The government has effectively used the backdrop of the massive economic disruption due to the pandemic, to re-organize the Budget as well as its economic priorities along with it. In a growth-constrained world, India has gone down the path of putting in place the building blocks which are required for accelerating its growth agenda. For the past 6-7 years, India’s extreme focus on controlling the fiscal has had the deleterious outcome of constraining growth, visible in the deceleration of GDP during the same period. We sincerely believe that growth is the ultimate panacea for many of India’s problems, and the Union Budget 2021 has chosen to prioritize the same while pushing fiscal considerations to the background, at least for some time. We think the Budget has the ingredients to ignite a fresh investment cycle which has eluded the economy for many years and gives India a chance to regain its growth momentum.

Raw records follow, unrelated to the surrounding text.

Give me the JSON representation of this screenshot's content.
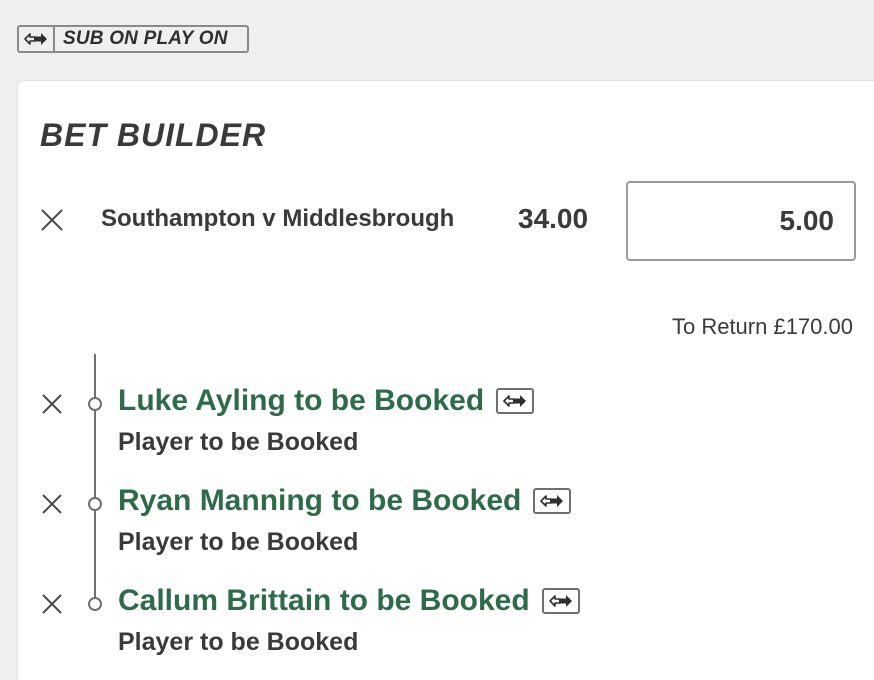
{
  "sub_on_play_on": {
    "label": "SUB ON PLAY ON",
    "icon": "swap-arrows-icon"
  },
  "bet_builder": {
    "title": "BET BUILDER",
    "event": "Southampton v Middlesbrough",
    "odds": "34.00",
    "stake": "5.00",
    "to_return": "To Return £170.00",
    "legs": [
      {
        "selection": "Luke Ayling to be Booked",
        "market": "Player to be Booked"
      },
      {
        "selection": "Ryan Manning to be Booked",
        "market": "Player to be Booked"
      },
      {
        "selection": "Callum Brittain to be Booked",
        "market": "Player to be Booked"
      }
    ]
  },
  "colors": {
    "selection_green": "#2e6b4a",
    "text_dark": "#3a3a3a",
    "background": "#efefef"
  }
}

At an aggregate level, the Budget 1) improves the quality of the spending by focusing on infrastructure thus giving it a growth push. Overall capital expenditure has been raised by 26 per cent over FY21 and nearly 65 per cent over FY20 levels in roads, railways and urban infrastructure, 2) allows for a more gradual glide path to fiscal consolidation and 3) enhances the quality of the fiscal math by subsuming extra-budgetary allocations to reflect reality as it is and 4) continues to pursue the disinvestment agenda in 2021 and at the margin even ups the ante by enlarging its scope to include two more banks and one general insurance company as well. While the pandemic did dislocate the process in 2020, stronger execution should enable the govt to move closer to the target in 2021. The Budget also needs to be commended for eschewing the urge to tinker personal or capital market related taxation.

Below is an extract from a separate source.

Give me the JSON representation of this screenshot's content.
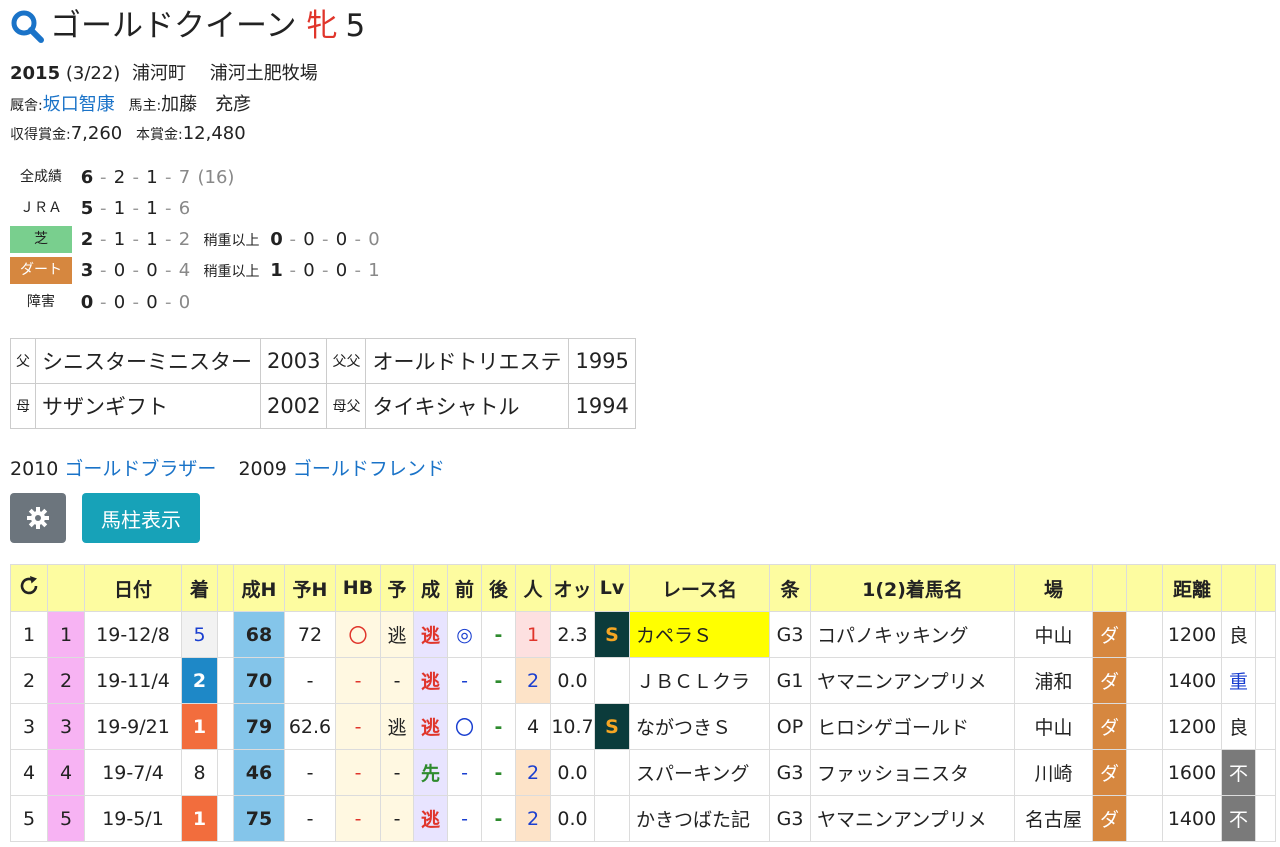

Additionally, there are measures to make the financial sector more robust, including a new development financial institution, an asset reconstruction company, an institution to infuse liquidity into the corporate bond market, a new security market code, higher FDI limit for the insurance sector and liquidity for depositors in banks under duress. While the budget does project a higher than expected fiscal deficit of 9.5 per cent and 6.8 per cent for FY21/22, we reckon this should be overlooked both by equity and debt market investors, should it improve India’s growth trajectory and boost corporate earnings in the process.

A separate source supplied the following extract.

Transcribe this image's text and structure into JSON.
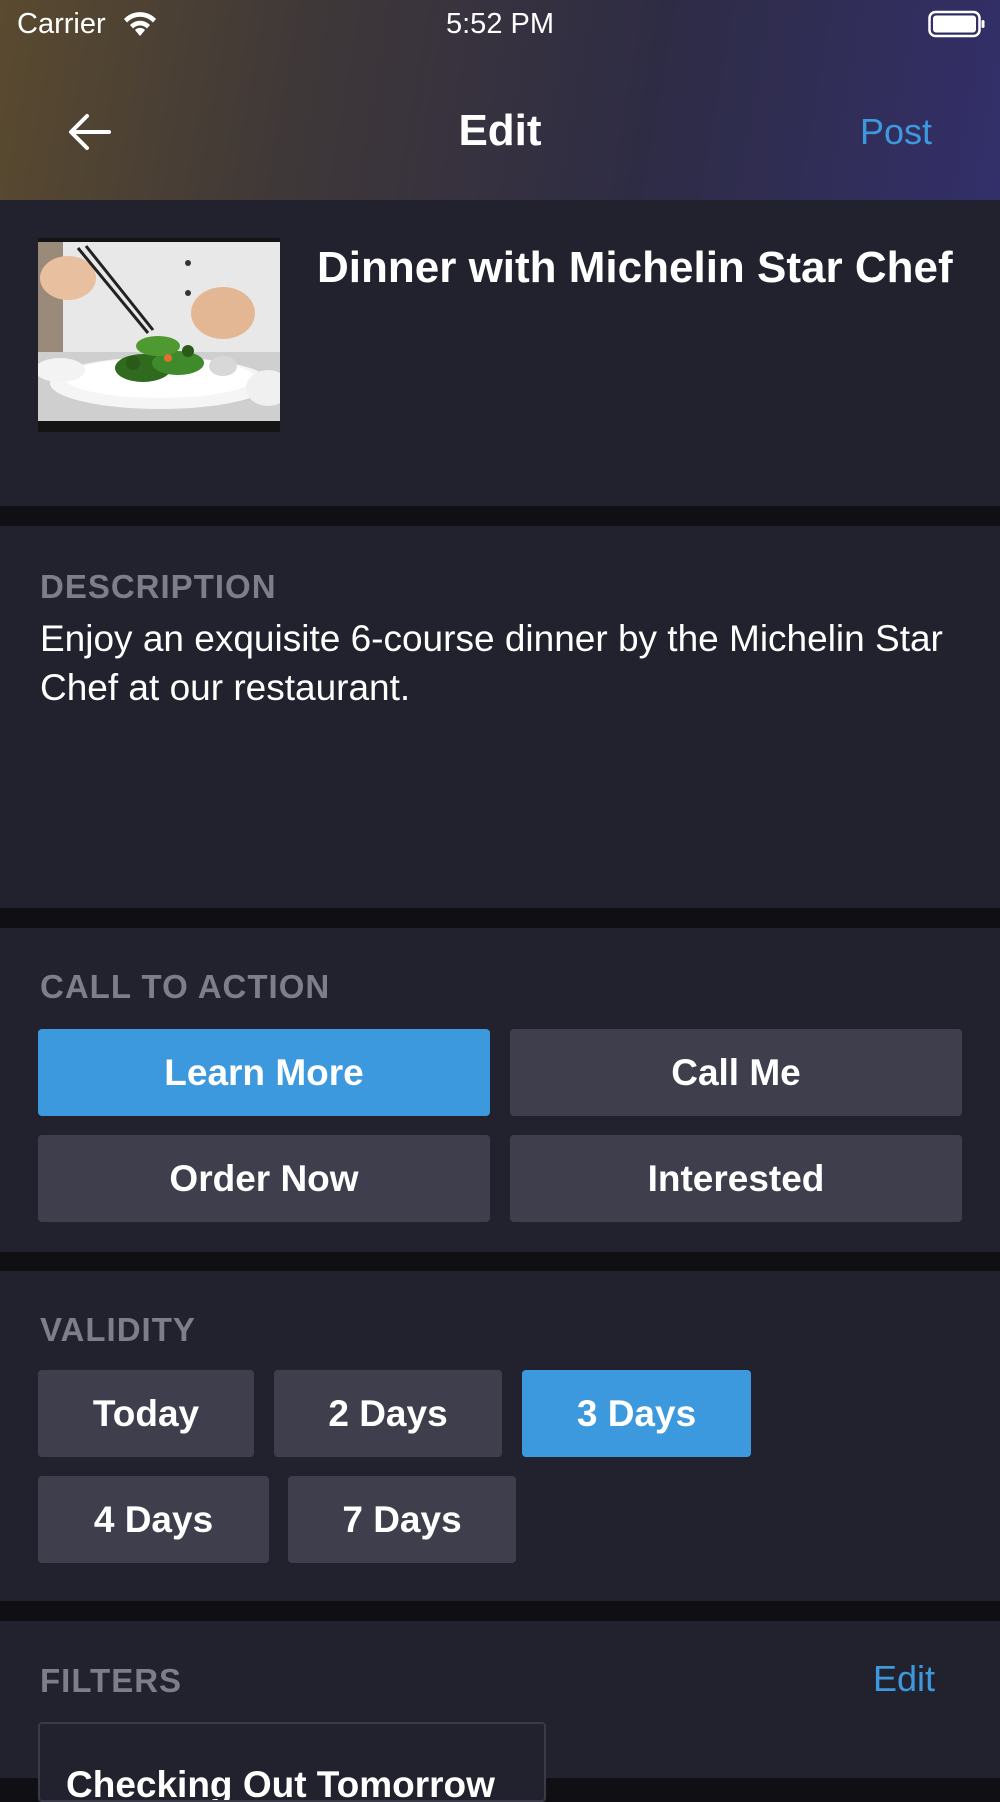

Armed with this growth-oriented budget, we visualize the economic picture of 2021 for India witnessing a comeback of credit growth after nearly 3 years of deceleration, modest pickup in core inflation but consistent with the overall economic recovery. As global economic recovery also takes hold with the roll-out of the vaccine, we expect a style reset in global investing with growth/momentum yielding to value/mean reversion trades in 2021. With a Govt agenda which is lot more growth supportive, this sentiment should rub off on India too thereby favoring financials and industrials/cyclicals.
(Taher Badshah, CIO – Equities, Invesco Mutual Fund. Views expressed are personal)